● **What you need to do**: Would you output, exactly as written, the line with "Extract the structured" and all lines after it to the end of the data below, and no others?

● **Supplied records**:
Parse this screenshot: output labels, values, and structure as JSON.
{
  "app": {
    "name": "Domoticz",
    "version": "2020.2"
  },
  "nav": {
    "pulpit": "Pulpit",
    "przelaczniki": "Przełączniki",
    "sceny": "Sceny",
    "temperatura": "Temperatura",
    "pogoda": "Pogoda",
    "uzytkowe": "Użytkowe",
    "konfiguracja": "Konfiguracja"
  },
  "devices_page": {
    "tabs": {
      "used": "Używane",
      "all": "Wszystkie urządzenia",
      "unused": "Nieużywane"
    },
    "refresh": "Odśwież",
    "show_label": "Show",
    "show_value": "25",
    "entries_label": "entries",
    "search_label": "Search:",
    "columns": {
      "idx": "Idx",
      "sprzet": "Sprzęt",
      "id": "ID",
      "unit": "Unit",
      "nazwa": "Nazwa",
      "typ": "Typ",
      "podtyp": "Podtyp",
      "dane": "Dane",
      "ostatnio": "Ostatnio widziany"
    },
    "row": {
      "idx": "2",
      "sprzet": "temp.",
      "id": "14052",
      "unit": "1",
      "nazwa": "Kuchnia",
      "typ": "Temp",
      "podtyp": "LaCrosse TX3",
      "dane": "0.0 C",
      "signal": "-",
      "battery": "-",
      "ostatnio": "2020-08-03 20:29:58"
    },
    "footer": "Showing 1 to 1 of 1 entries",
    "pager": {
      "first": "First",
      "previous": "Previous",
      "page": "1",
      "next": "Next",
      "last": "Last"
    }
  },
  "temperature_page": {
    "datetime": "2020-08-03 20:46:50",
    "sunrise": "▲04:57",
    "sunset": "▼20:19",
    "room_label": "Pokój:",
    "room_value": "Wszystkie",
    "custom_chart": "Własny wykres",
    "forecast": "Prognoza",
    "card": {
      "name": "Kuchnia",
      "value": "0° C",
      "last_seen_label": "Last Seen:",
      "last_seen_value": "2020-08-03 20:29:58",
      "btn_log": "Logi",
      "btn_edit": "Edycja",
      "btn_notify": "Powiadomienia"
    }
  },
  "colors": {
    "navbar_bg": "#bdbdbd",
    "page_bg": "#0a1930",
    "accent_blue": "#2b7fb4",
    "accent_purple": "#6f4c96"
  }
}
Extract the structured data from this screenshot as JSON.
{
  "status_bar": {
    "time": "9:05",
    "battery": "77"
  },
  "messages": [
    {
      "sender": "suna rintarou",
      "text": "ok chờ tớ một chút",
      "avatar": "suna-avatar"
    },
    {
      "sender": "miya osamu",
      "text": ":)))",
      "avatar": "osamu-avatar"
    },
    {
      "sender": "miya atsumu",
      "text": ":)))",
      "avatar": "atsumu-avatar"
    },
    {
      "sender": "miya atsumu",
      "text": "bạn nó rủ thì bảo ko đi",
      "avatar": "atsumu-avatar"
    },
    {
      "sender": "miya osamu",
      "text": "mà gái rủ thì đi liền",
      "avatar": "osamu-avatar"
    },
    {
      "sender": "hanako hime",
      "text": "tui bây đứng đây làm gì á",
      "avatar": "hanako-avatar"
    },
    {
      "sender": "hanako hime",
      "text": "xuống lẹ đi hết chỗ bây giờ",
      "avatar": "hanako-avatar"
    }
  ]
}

● **Response to this task**:
Extract the structured data from this screenshot as JSON.
{
  "status_bar": {
    "time": "9:05",
    "battery": "77"
  },
  "messages": [
    {
      "sender": "suna rintarou",
      "text": "ok chờ tớ một chút",
      "avatar": "suna-avatar"
    },
    {
      "sender": "miya osamu",
      "text": ":)))",
      "avatar": "osamu-avatar"
    },
    {
      "sender": "miya atsumu",
      "text": ":)))",
      "avatar": "atsumu-avatar"
    },
    {
      "sender": "miya atsumu",
      "text": "bạn nó rủ thì bảo ko đi",
      "avatar": "atsumu-avatar"
    },
    {
      "sender": "miya osamu",
      "text": "mà gái rủ thì đi liền",
      "avatar": "osamu-avatar"
    },
    {
      "sender": "hanako hime",
      "text": "tui bây đứng đây làm gì á",
      "avatar": "hanako-avatar"
    },
    {
      "sender": "hanako hime",
      "text": "xuống lẹ đi hết chỗ bây giờ",
      "avatar": "hanako-avatar"
    }
  ]
}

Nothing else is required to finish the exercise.